Lindsay Errington

 

 

I was first popped onto the back of a small pony aged about eighteen months and started proper riding lessons aged seven.  We had a loan Exmoor pony cross when I was eleven and, since then, I have owned ponies, thoroughbreds, Arabs and a Russian Budyonny.  With these I did a little bit of everything – none of it to a very high level.  I currently have two Icelandic horses and a young Arab gelding.  About two years ago I discovered Western riding and the amazingly helpful and friendly riders of Blackford Glen.

Why was this so important?  I suspect that I have become increasingly concerned by current mainstream trainers’ heavy-handed insistence on “getting the horse into an outline” and “making it submit to the contact”.  Mostly this translates as kicking the horse on with the legs behind, whilst hauling it hard at the front – i.e. applying the brake and the accelerator at the same time!  What is the poor horse to do?  No wonder the horsey magazines are full of colour photos of animals with tense, anxious faces, gag bits, running martingales and mouths strapped tightly shut.  No wonder the problem pages are crammed with letters from worried owners of horses who “resist”, “evade” and “fight” this domineering and aggressive contact.  Exploring other ways, I found that Classical Equitation (as still practised at Vienna and at Saumur in France) makes it a rule that the legs and hands never act simultaneously i.e. you do not push and pull at the same time.  Equitation Science (see books by Andrew McLean) endorses this philosophy from a rigorously researched scientific standpoint – one cue for one action.  In modern Western riding I found the same philosophy.  The fully trained horse is guided largely by the balance, posture and, not least, the intention of the rider.  It does not need to be forcibly held by the rider in order to balance – how on earth can you hold up something you are actually sitting on top of?  Try it on a chair with a broken leg!  With head free and natural neck carriage, the horse finds its own balance.  You teach the horse the cues for the reactions you want and reward with release and praise.  In this way a happy, co-operative partnership can develop without stress or fights.

I find trail riding particularly appealing.  Modern dressage is totally pre-occupied with set movements in an arena that is the same size and shape all over the world.  Outside this standardised set-up, riders are often helpless and horses out of control.  Many of the top horses go berserk at the prize givings.  At the last Olympics, Anky’s (the winner’s) horse did not even halt when required.  She still won.  Something has gone very wrong which, I like to think, Western riding may have got right.  Of course, a Western Trail horse may have the same problems if it is exclusively worked in an arena on nothing but the prescribed gates, poles and bridges.  It too can become frightened by the real world outside with its unpredictable hazards.  To me, the Trail horse should be happy to negotiate woods, rocks, hills, plough, stubble and fallen branches along with barking dogs, running children, bicycles and umbrellas.

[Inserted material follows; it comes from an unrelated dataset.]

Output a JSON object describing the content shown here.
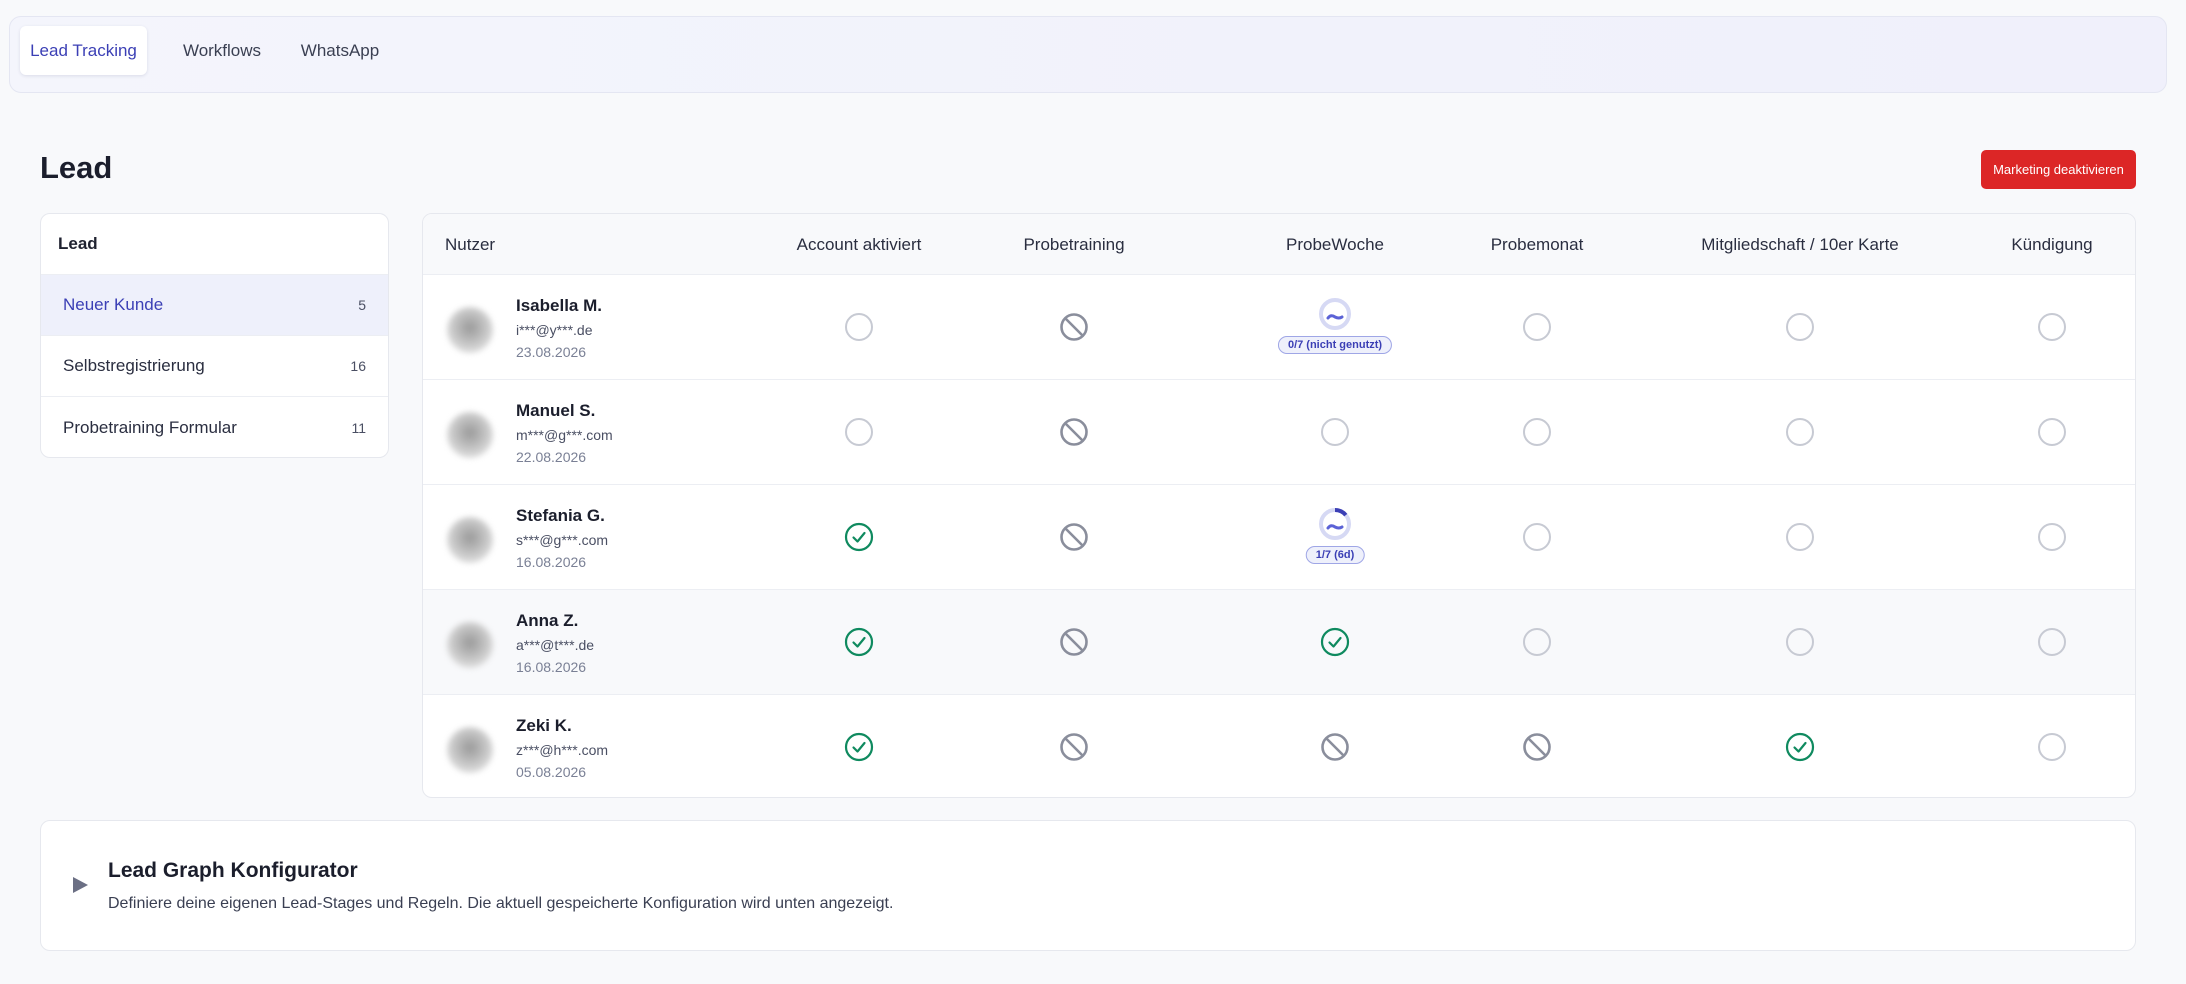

I am only a beginner, Western wise, but am learning so much.  Of course the saddlery, blankets and riders’ costumes are fun and much more attractive than plain brown leather, dingy tweed or navy jackets, but, to me, it is not about fantasies of pretending to be a cowboy/girl but a logical, humane and horse friendly way of riding.